Fat Separating: There’s two directions you can take when finishing your broth. Dr. Valerie would use the fat separator, with the plug in the spout, to make a lower fat and calorie broth. This is the best route for those trying to cut their calorie intake and lose weight. Here’s a good how-to video. If you do not have a fancy fat separator, just use your refrigerator and some time. Strain the larger pieces from the broth and pour into a wide-mouthed bowl or individual jars. Place in the refrigerator overnight and the fat will settle at the top. The next day you can scrape the visible white layer of fat off the top and discard it. Personally, I prefer leaving the fat in the broth. While it does add more calories, I always dilute it down with water (1:1 broth to water) for recipes. The fat is from a healthy source so it is good for you, in small doses, and adds lots of flavor.

Bone Broth iii

 

BROWNED BONE BROTH
 
Prep time
Cook time
Total time
 
Healing foods can come from surprising sources. Bones commonly thrown away from meals can get a second life, if saved, and made into a hearty browned bone broth. Chefs and grandmothers nod their heads in agreement when we say that homemade broth from quality ingredients can heal the digestive tract, repair skin and repair arthritis. This almost-free recipe should be a regular habit for all diabetics.
Author:
Recipe type: Soup
Cuisine: American
Serves: 8c
Ingredients
  • Poultry Bones, NO ANTIBIOTICS, 3-4 lbs
  • Olive Oil, 1 tbsp
  • Carrots, Coarsely Chopped, 3X
  • Celery Stalks, Coarsely Chopped, ORGANIC, 4X
  • Onion (Medium), Coarsely Chopped, 2X
  • Apple Cider Vinegar, ORGANIC, 2 tbsp
  • Optional: Bay Leaf, 1X
  • Optional: Garlic Cloves, 2X
  • Optional: Spring of Thyme
Instructions
  1. Optional: Preheat your oven to 400°F. Arrange your frozen bones on a cookie sheet or an oven-proof pan.

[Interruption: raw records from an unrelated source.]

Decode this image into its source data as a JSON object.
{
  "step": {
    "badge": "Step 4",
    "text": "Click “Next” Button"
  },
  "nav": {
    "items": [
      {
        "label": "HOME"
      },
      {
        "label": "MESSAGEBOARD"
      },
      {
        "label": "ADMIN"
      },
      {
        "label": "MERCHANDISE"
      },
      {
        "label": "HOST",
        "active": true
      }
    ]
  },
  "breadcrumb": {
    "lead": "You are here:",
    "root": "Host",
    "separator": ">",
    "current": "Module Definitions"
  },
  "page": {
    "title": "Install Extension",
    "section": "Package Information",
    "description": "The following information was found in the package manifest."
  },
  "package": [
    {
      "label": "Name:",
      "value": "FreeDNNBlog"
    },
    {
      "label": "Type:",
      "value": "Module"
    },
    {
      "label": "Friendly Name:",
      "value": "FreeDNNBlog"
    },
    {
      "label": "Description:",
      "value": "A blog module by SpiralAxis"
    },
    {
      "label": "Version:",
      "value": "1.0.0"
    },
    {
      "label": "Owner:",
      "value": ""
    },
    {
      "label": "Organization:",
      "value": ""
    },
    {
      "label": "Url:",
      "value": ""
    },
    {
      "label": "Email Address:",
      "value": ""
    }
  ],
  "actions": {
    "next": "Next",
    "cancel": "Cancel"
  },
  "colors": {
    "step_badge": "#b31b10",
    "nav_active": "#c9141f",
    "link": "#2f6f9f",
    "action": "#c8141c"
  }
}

Cover with the 1 tbsp of olive oil and place in the oven for about one hour.
  2. Add the bones to a large crock pot. Cover the bones with cold, filtered water. Add the apple cider vinegar and optional bay leaf and thyme. Set the crock pot to high for at least 24 hours.
  3. Check on the bones every 6-12 hours. Skim the fat from the top and add more water as needed.
  4. After the bones have boiled for 24 hours, add in the aromatics. Place the optional garlic, carrot, onion and celery in your pot of choice. Also, add more water if needed. Allow to continue boiling for another 8-12 hours.
  5. First start by removing as many bones and aromatics with a pair of kitchen tongs. Then use a ladle and a metal colander (or a fat separator) to separate the rest of the bones and aromatics from the broth.
  6. Pour your concentrated, healing broth into smaller containers for freezing.

Leave a Reply

Your email address will not be published.

Rate this recipe: